▶ **GIVEN RECORDS**

--- START ---

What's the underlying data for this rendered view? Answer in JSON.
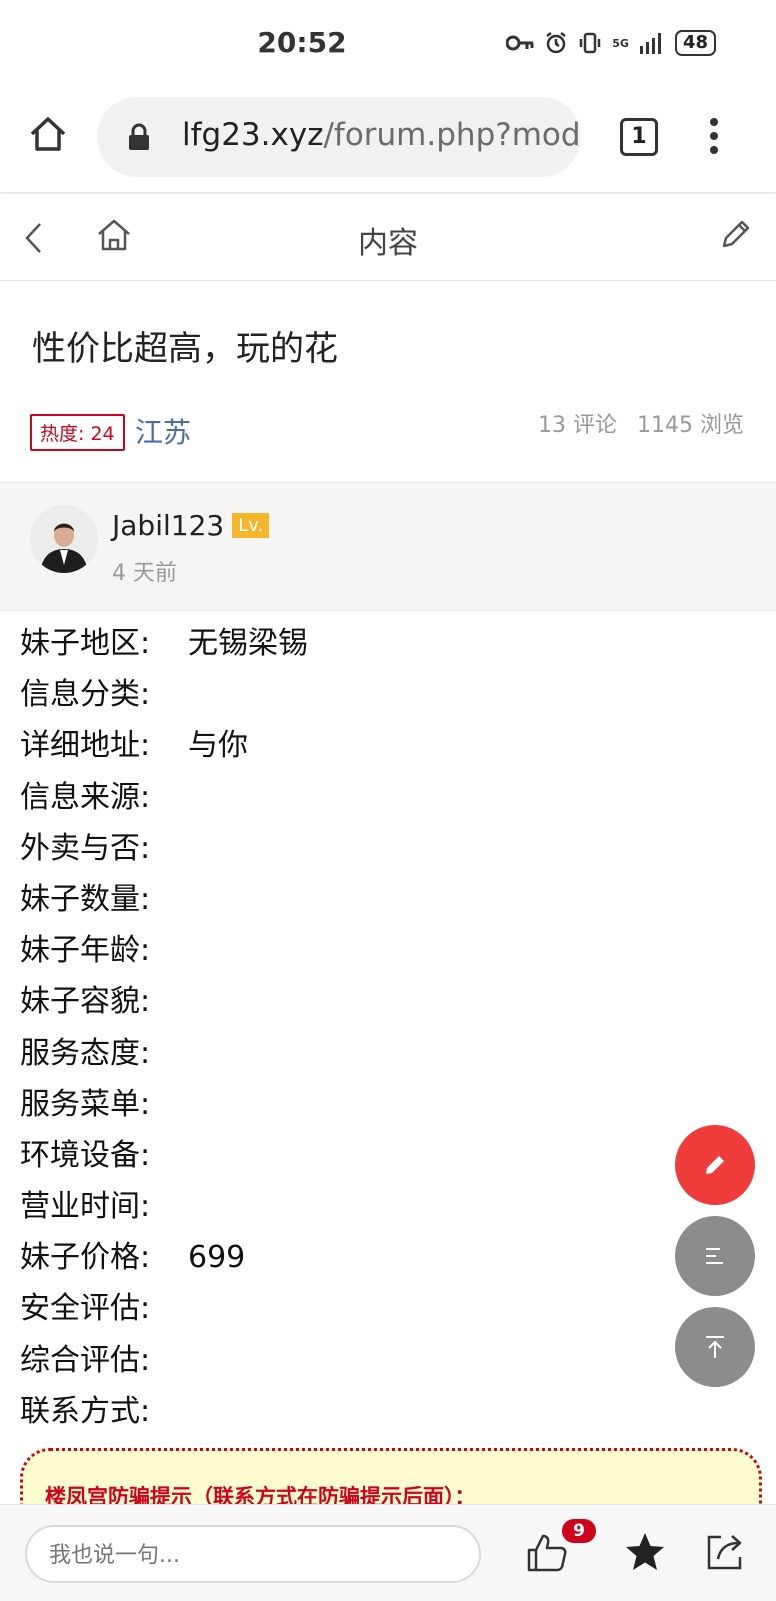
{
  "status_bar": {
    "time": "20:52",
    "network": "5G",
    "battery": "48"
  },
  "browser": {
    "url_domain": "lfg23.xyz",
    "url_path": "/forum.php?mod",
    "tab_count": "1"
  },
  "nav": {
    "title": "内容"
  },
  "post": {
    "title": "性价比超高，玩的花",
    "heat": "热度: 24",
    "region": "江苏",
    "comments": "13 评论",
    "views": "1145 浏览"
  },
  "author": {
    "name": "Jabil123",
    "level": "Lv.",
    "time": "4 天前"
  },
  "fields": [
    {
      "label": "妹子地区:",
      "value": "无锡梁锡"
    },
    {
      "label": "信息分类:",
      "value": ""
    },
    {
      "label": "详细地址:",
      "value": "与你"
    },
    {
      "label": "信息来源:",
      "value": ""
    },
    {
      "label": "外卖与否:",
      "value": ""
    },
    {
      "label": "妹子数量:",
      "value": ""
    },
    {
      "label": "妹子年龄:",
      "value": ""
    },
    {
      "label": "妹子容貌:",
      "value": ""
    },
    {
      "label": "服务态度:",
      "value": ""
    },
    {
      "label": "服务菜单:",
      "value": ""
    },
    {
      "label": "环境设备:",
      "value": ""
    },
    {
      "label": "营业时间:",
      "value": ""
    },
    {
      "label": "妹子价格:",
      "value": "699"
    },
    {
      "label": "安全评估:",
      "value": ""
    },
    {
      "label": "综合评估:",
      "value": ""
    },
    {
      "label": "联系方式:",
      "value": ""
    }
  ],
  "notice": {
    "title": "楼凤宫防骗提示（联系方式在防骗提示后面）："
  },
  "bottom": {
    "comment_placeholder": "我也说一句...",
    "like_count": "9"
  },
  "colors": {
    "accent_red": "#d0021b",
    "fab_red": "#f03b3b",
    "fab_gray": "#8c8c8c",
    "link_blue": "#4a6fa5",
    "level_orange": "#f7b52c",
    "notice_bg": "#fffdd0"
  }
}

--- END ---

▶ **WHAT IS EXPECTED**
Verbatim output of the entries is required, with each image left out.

▶ **ANSWER SECTION**
What's the underlying data for this rendered view? Answer in JSON.
{
  "status_bar": {
    "time": "20:52",
    "network": "5G",
    "battery": "48"
  },
  "browser": {
    "url_domain": "lfg23.xyz",
    "url_path": "/forum.php?mod",
    "tab_count": "1"
  },
  "nav": {
    "title": "内容"
  },
  "post": {
    "title": "性价比超高，玩的花",
    "heat": "热度: 24",
    "region": "江苏",
    "comments": "13 评论",
    "views": "1145 浏览"
  },
  "author": {
    "name": "Jabil123",
    "level": "Lv.",
    "time": "4 天前"
  },
  "fields": [
    {
      "label": "妹子地区:",
      "value": "无锡梁锡"
    },
    {
      "label": "信息分类:",
      "value": ""
    },
    {
      "label": "详细地址:",
      "value": "与你"
    },
    {
      "label": "信息来源:",
      "value": ""
    },
    {
      "label": "外卖与否:",
      "value": ""
    },
    {
      "label": "妹子数量:",
      "value": ""
    },
    {
      "label": "妹子年龄:",
      "value": ""
    },
    {
      "label": "妹子容貌:",
      "value": ""
    },
    {
      "label": "服务态度:",
      "value": ""
    },
    {
      "label": "服务菜单:",
      "value": ""
    },
    {
      "label": "环境设备:",
      "value": ""
    },
    {
      "label": "营业时间:",
      "value": ""
    },
    {
      "label": "妹子价格:",
      "value": "699"
    },
    {
      "label": "安全评估:",
      "value": ""
    },
    {
      "label": "综合评估:",
      "value": ""
    },
    {
      "label": "联系方式:",
      "value": ""
    }
  ],
  "notice": {
    "title": "楼凤宫防骗提示（联系方式在防骗提示后面）："
  },
  "bottom": {
    "comment_placeholder": "我也说一句...",
    "like_count": "9"
  },
  "colors": {
    "accent_red": "#d0021b",
    "fab_red": "#f03b3b",
    "fab_gray": "#8c8c8c",
    "link_blue": "#4a6fa5",
    "level_orange": "#f7b52c",
    "notice_bg": "#fffdd0"
  }
}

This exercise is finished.